At St. Jude’s, we believe that PSHE plays a vital part of primary education and needs to be taught at least weekly; although there will also be opportunity to make cross curricular links and these opportunities should not be missed. This enables staff to ensure full coverage of the PSHE scheme of work. There are always occasions where staff may feel it necessary to teach PSHE as a result of an issue which has arisen in their own class, community or in the wider world.
PSHE is integral to the development of children’s values in order for them to become a positive citizen in a forever changing world.
PSHE is an important part of our school assemblies and collective worship, where children’s spiritual, moral, social and cultural curiosity is stimulated, challenged and nurtured.
• Pupils will develop their growth mind-set and persevere through any challenges they may face.
• They will develop resilience and know when and how to ask for support.
• Pupils will develop skills to enable them to succeed in many areas of the curriculum and throughout life.

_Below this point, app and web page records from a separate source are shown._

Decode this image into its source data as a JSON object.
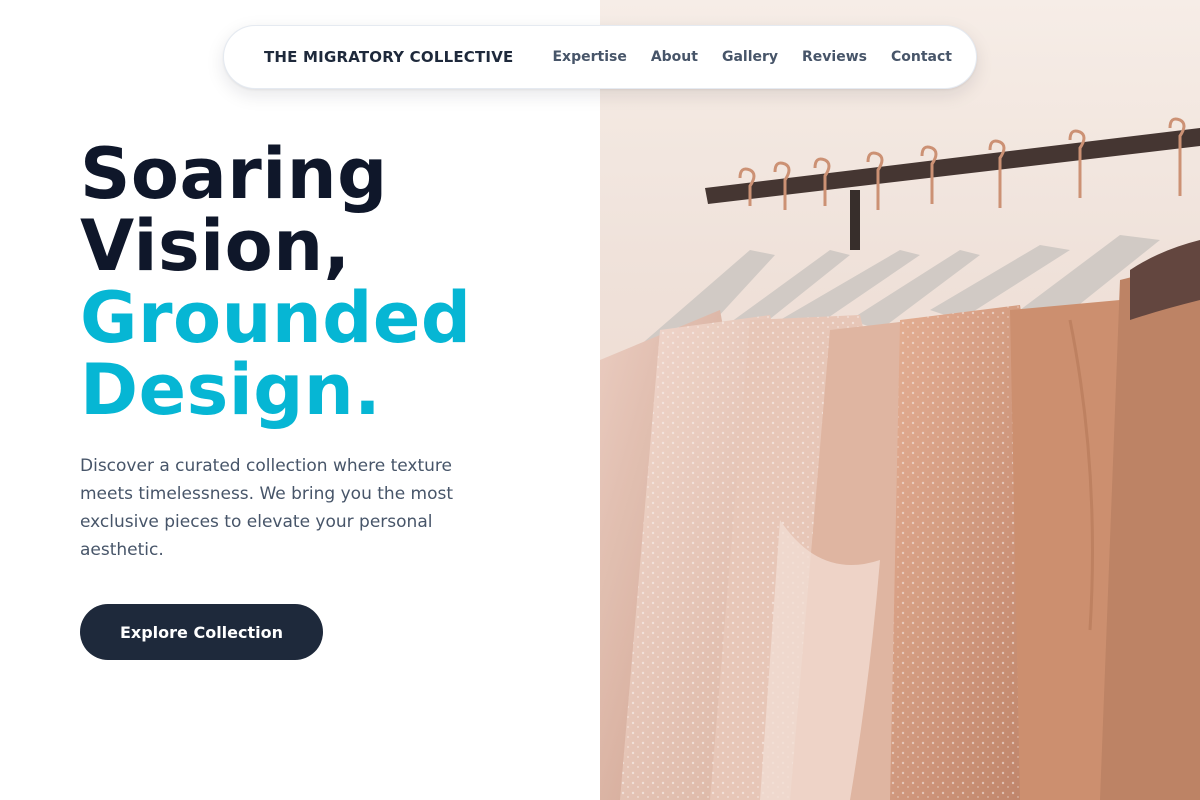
{
  "nav": {
    "brand": "THE MIGRATORY COLLECTIVE",
    "links": [
      "Expertise",
      "About",
      "Gallery",
      "Reviews",
      "Contact"
    ]
  },
  "hero": {
    "headline_dark": [
      "Soaring",
      "Vision,"
    ],
    "headline_accent": [
      "Grounded",
      "Design."
    ],
    "lead": "Discover a curated collection where texture meets timelessness. We bring you the most exclusive pieces to elevate your personal aesthetic.",
    "cta_label": "Explore Collection",
    "image_alt": "Dresses on wooden hangers"
  },
  "colors": {
    "headline_dark": "#0f172a",
    "headline_accent": "#06b6d4",
    "button_bg": "#1e293b",
    "body_text": "#475569"
  }
}
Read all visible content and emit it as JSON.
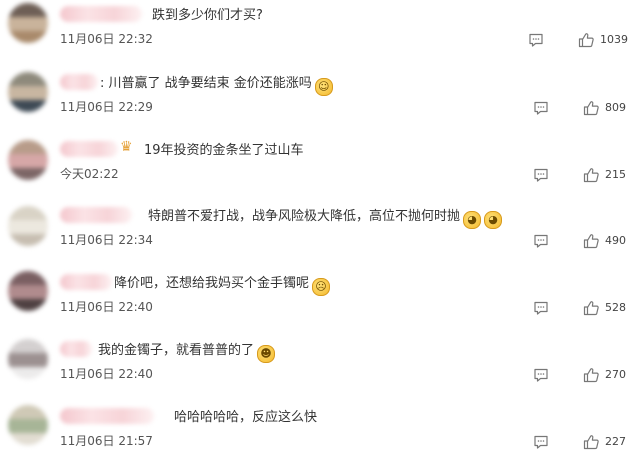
{
  "comments": [
    {
      "text": "跌到多少你们才买?",
      "time": "11月06日 22:32",
      "likes": "1039",
      "verified": false,
      "emojis": [],
      "avatar_colors": [
        "#6e5f56",
        "#c9b39b",
        "#a98a6b"
      ]
    },
    {
      "text": ": 川普赢了 战争要结束 金价还能涨吗",
      "time": "11月06日 22:29",
      "likes": "809",
      "verified": false,
      "emojis": [
        "face-icon"
      ],
      "avatar_colors": [
        "#8e8a7c",
        "#c8b6a1",
        "#3e4a55"
      ]
    },
    {
      "text": "19年投资的金条坐了过山车",
      "time": "今天02:22",
      "likes": "215",
      "verified": true,
      "emojis": [],
      "avatar_colors": [
        "#b89c8a",
        "#d6a7a7",
        "#7c6666"
      ]
    },
    {
      "text": "特朗普不爱打战，战争风险极大降低，高位不抛何时抛",
      "time": "11月06日 22:34",
      "likes": "490",
      "verified": false,
      "emojis": [
        "dog-face-icon",
        "dog-face-icon"
      ],
      "avatar_colors": [
        "#d9d3c6",
        "#ece8df",
        "#c7beb1"
      ]
    },
    {
      "text": "降价吧，还想给我妈买个金手镯呢",
      "time": "11月06日 22:40",
      "likes": "528",
      "verified": false,
      "emojis": [
        "crying-face-icon"
      ],
      "avatar_colors": [
        "#7a5f62",
        "#b08b8d",
        "#4f4142"
      ]
    },
    {
      "text": "我的金镯子，就看普普的了",
      "time": "11月06日 22:40",
      "likes": "270",
      "verified": false,
      "emojis": [
        "laughing-face-icon"
      ],
      "avatar_colors": [
        "#d4d0d0",
        "#9c9191",
        "#ecebeb"
      ]
    },
    {
      "text": "哈哈哈哈哈，反应这么快",
      "time": "11月06日 21:57",
      "likes": "227",
      "verified": false,
      "emojis": [],
      "avatar_colors": [
        "#cfc9b6",
        "#a7b597",
        "#e2ddd2"
      ]
    }
  ]
}
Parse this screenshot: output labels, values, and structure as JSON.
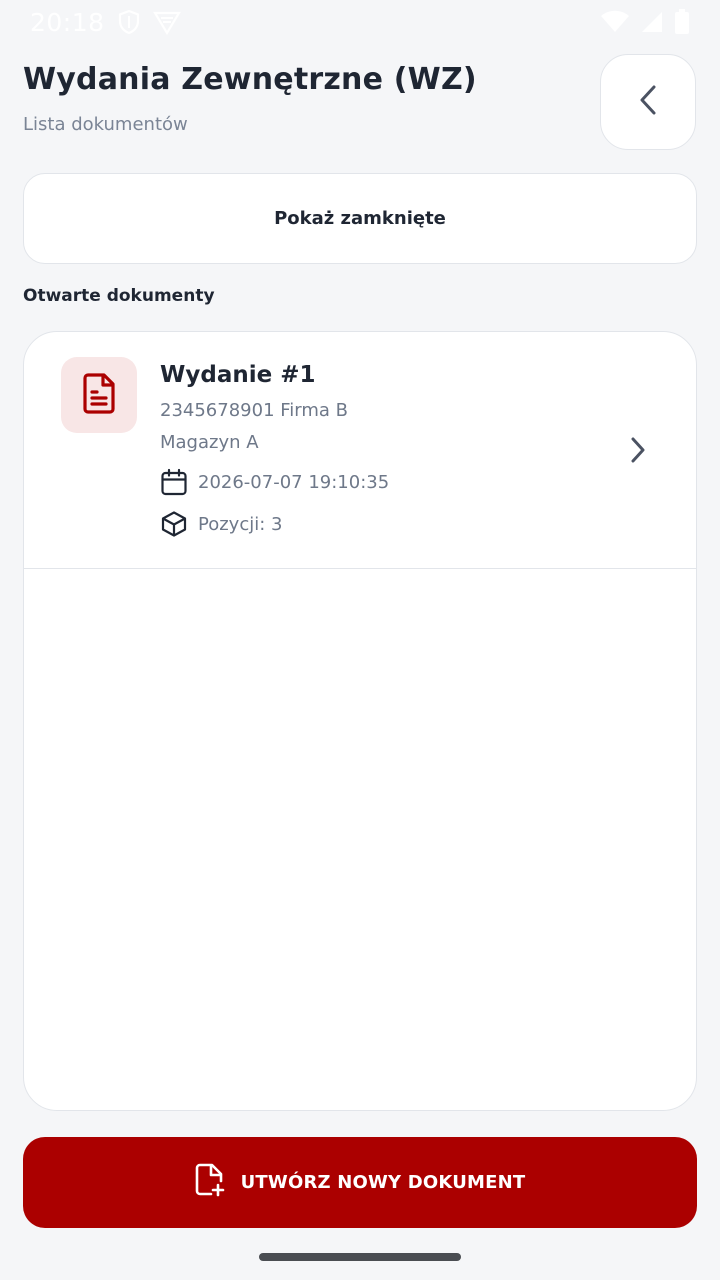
{
  "status_bar": {
    "time": "20:18",
    "icons": [
      "shield-icon",
      "app-logo-icon",
      "wifi-icon",
      "signal-icon",
      "battery-icon"
    ]
  },
  "header": {
    "title": "Wydania Zewnętrzne (WZ)",
    "subtitle": "Lista dokumentów",
    "back_icon": "chevron-left-icon"
  },
  "filter": {
    "show_closed_label": "Pokaż zamknięte"
  },
  "section": {
    "open_documents_title": "Otwarte dokumenty"
  },
  "documents": [
    {
      "title": "Wydanie #1",
      "contractor": "2345678901 Firma B",
      "warehouse": "Magazyn A",
      "date": "2026-07-07 19:10:35",
      "items": "Pozycji: 3",
      "icon": "document-icon"
    }
  ],
  "actions": {
    "create_label": "UTWÓRZ NOWY DOKUMENT",
    "create_icon": "file-plus-icon"
  },
  "colors": {
    "accent": "#ab0000",
    "icon_bg": "#f8e6e6",
    "background": "#f5f6f8",
    "text_primary": "#1f2633",
    "text_secondary": "#6e7889"
  }
}
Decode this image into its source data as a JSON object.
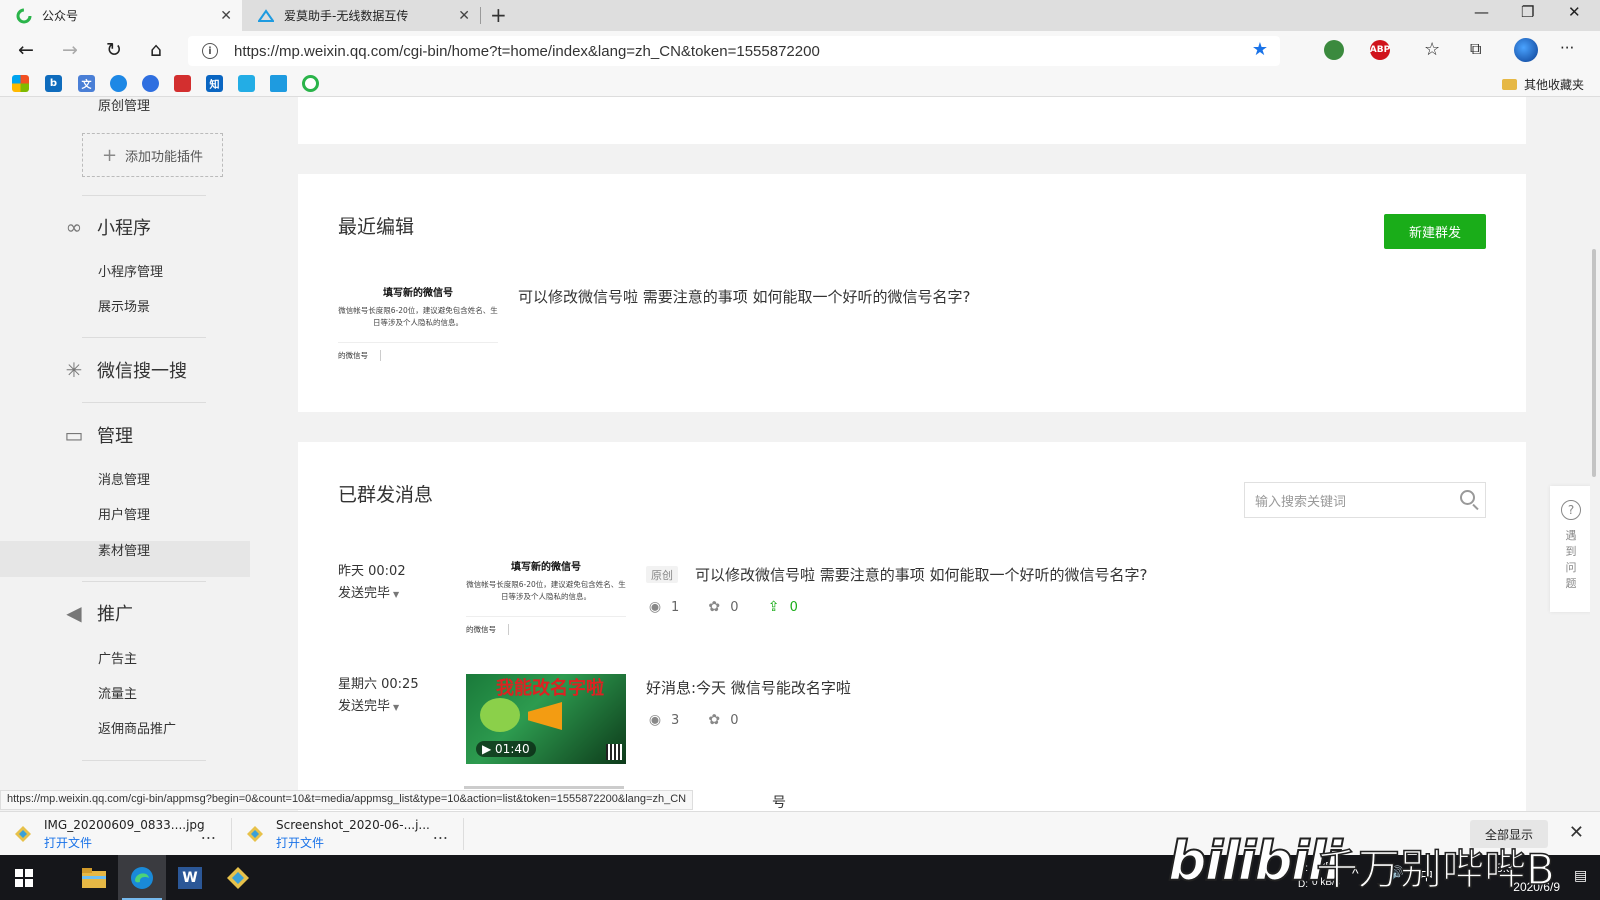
{
  "browser": {
    "tabs": [
      {
        "title": "公众号",
        "active": true
      },
      {
        "title": "爱莫助手-无线数据互传",
        "active": false
      }
    ],
    "new_tab": "+",
    "close_glyph": "✕",
    "window_controls": {
      "minimize": "—",
      "maximize": "❐",
      "close": "✕"
    },
    "nav": {
      "back": "←",
      "forward": "→",
      "refresh": "↻",
      "home": "⌂"
    },
    "address": {
      "url": "https://mp.weixin.qq.com/cgi-bin/home?t=home/index&lang=zh_CN&token=1555872200",
      "info": "i",
      "star": "★"
    },
    "extensions": [
      {
        "icon": "globe-extension-icon",
        "label": "",
        "color": "#3b8a3e"
      },
      {
        "icon": "adblock-plus-icon",
        "label": "ABP",
        "color": "#d0121b"
      }
    ],
    "toolbar_glyphs": {
      "favorites": "☆",
      "collections": "⧉",
      "more": "···"
    },
    "bookmarks": [
      {
        "icon": "windows-bookmark-icon",
        "label": "",
        "color": "#f25022"
      },
      {
        "icon": "bing-bookmark-icon",
        "label": "b",
        "color": "#0f6cbd"
      },
      {
        "icon": "translate-bookmark-icon",
        "label": "文",
        "color": "#4a7fd6"
      },
      {
        "icon": "cloud-bookmark-icon",
        "label": "",
        "color": "#1e88e5"
      },
      {
        "icon": "baidu-bookmark-icon",
        "label": "",
        "color": "#2f6fe0"
      },
      {
        "icon": "news-bookmark-icon",
        "label": "",
        "color": "#d32f2f"
      },
      {
        "icon": "zhihu-bookmark-icon",
        "label": "知",
        "color": "#0a66c2"
      },
      {
        "icon": "bilibili-bookmark-icon",
        "label": "",
        "color": "#23ade5"
      },
      {
        "icon": "aimo-bookmark-icon",
        "label": "",
        "color": "#1e9be0"
      },
      {
        "icon": "wechat-mp-bookmark-icon",
        "label": "",
        "color": "#2ab44a"
      }
    ],
    "other_bookmarks": "其他收藏夹"
  },
  "sidebar": {
    "top_item": "原创管理",
    "add_plugin": "添加功能插件",
    "add_plugin_plus": "+",
    "groups": [
      {
        "icon": "mini-program-icon",
        "glyph": "∞",
        "label": "小程序",
        "items": [
          "小程序管理",
          "展示场景"
        ]
      },
      {
        "icon": "wechat-search-icon",
        "glyph": "✳",
        "label": "微信搜一搜",
        "items": []
      },
      {
        "icon": "manage-icon",
        "glyph": "▭",
        "label": "管理",
        "items": [
          "消息管理",
          "用户管理",
          "素材管理"
        ]
      },
      {
        "icon": "promotion-megaphone-icon",
        "glyph": "◀",
        "label": "推广",
        "items": [
          "广告主",
          "流量主",
          "返佣商品推广"
        ]
      }
    ],
    "active_item": "素材管理"
  },
  "recent": {
    "title": "最近编辑",
    "new_button": "新建群发",
    "article": {
      "thumb_title": "填写新的微信号",
      "thumb_desc": "微信帐号长度限6-20位，建议避免包含姓名、生日等涉及个人隐私的信息。",
      "thumb_foot": "的微信号",
      "title": "可以修改微信号啦 需要注意的事项 如何能取一个好听的微信号名字?"
    }
  },
  "sent": {
    "title": "已群发消息",
    "search_placeholder": "输入搜索关键词",
    "messages": [
      {
        "time": "昨天 00:02",
        "status": "发送完毕",
        "badge": "原创",
        "title": "可以修改微信号啦 需要注意的事项 如何能取一个好听的微信号名字?",
        "thumb_title": "填写新的微信号",
        "thumb_desc": "微信帐号长度限6-20位，建议避免包含姓名、生日等涉及个人隐私的信息。",
        "thumb_foot": "的微信号",
        "reads": "1",
        "likes": "0",
        "shares": "0"
      },
      {
        "time": "星期六 00:25",
        "status": "发送完毕",
        "title": "好消息:今天 微信号能改名字啦",
        "video_banner": "我能改名字啦",
        "duration": "01:40",
        "reads": "3",
        "likes": "0"
      }
    ]
  },
  "help": {
    "glyph": "?",
    "label": "遇到问题"
  },
  "status_url": "https://mp.weixin.qq.com/cgi-bin/appmsg?begin=0&count=10&t=media/appmsg_list&type=10&action=list&token=1555872200&lang=zh_CN",
  "peek_text": "号",
  "downloads": {
    "items": [
      {
        "name": "IMG_20200609_0833....jpg",
        "action": "打开文件"
      },
      {
        "name": "Screenshot_2020-06-...j...",
        "action": "打开文件"
      }
    ],
    "more": "...",
    "show_all": "全部显示",
    "close": "✕"
  },
  "taskbar": {
    "net_up": "0 kB/s",
    "net_down": "0 kB/s",
    "time": "8:3",
    "date": "2020/6/9",
    "tray_up": "U:",
    "tray_down": "D:",
    "tray_glyphs": {
      "caret": "^",
      "ime": "中",
      "volume": "🔊",
      "notify": "▤"
    },
    "apps": [
      {
        "icon": "windows-start-icon"
      },
      {
        "icon": "file-explorer-icon"
      },
      {
        "icon": "edge-browser-icon",
        "active": true
      },
      {
        "icon": "word-icon",
        "label": "W"
      },
      {
        "icon": "aimo-assistant-icon"
      }
    ]
  },
  "watermark": {
    "logo": "bilibili",
    "text": "千万别哔哔B"
  }
}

• They will develop the necessary skills that will enable them to progress into healthy, independent and proactive members of their communities; who challenge stereotypes and break perceived barriers that may impact upon their future potential.
• Our pupils will learn to embrace challenges and welcome new experiences as a way of learning.https://www.pshe-association.org.uk/pshe-education-guide-parents
PSHE Progression Map
Websites to support your child with PSHE at home, click on each website to explore.
PSHE Association guide for parents